* What this task involves *
From the entries below, pull out each line where "device" appears.

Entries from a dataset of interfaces

---

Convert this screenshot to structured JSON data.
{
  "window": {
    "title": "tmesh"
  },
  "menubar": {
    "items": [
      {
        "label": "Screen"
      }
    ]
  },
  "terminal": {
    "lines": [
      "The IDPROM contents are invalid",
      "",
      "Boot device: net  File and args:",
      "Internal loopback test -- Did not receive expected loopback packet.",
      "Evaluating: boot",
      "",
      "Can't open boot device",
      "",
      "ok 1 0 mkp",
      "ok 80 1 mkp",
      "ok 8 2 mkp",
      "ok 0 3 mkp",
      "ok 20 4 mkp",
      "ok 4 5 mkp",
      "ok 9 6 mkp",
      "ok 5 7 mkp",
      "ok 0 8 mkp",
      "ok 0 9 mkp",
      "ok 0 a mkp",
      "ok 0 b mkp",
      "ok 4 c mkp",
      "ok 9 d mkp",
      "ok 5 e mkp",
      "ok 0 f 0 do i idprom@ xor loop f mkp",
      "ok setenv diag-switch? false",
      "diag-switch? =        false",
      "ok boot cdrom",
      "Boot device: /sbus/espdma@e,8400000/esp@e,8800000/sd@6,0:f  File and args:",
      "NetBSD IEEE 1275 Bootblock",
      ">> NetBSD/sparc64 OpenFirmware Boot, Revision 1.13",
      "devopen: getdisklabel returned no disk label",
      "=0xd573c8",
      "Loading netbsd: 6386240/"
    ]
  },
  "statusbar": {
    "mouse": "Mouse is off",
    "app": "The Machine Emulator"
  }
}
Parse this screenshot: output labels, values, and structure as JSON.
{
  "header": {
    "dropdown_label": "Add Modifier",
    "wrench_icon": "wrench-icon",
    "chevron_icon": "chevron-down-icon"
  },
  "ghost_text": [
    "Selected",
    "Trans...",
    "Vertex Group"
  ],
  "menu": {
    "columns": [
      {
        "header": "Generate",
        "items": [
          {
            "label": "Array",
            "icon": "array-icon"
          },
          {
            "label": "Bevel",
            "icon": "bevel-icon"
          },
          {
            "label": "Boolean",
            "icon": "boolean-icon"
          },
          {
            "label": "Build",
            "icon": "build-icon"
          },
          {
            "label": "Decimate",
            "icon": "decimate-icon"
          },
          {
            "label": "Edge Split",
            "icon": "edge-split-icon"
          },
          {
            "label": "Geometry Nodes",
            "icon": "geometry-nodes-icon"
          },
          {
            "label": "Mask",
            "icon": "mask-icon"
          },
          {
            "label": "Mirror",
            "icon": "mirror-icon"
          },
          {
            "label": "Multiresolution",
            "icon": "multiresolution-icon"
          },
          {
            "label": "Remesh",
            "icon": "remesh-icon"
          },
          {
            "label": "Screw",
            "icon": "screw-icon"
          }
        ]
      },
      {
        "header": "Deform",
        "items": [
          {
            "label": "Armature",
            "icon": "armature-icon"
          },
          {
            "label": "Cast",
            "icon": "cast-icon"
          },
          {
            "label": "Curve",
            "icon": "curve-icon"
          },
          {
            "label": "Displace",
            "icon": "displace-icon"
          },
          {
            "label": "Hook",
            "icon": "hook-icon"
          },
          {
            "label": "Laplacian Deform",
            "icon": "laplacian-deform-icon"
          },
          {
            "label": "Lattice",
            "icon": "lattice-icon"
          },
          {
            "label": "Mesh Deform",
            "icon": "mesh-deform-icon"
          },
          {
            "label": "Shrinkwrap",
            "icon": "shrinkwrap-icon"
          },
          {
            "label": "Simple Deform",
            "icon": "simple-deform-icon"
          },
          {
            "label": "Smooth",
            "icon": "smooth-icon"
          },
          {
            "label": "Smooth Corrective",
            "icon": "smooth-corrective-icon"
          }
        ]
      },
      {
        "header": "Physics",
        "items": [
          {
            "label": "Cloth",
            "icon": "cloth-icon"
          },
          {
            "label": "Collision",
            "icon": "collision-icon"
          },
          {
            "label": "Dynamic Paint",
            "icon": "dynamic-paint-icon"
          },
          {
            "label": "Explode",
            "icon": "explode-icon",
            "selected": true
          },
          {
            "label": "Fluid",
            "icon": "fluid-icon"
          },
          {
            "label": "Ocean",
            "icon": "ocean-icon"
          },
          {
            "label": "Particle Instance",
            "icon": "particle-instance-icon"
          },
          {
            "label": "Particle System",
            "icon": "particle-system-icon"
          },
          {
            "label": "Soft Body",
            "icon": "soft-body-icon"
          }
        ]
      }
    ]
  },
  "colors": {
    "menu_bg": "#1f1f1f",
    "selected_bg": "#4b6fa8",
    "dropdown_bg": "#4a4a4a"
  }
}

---

* Response below *
      "Boot device: net  File and args:",
      "Can't open boot device",
      "Boot device: /sbus/espdma@e,8400000/esp@e,8800000/sd@6,0:f  File and args:",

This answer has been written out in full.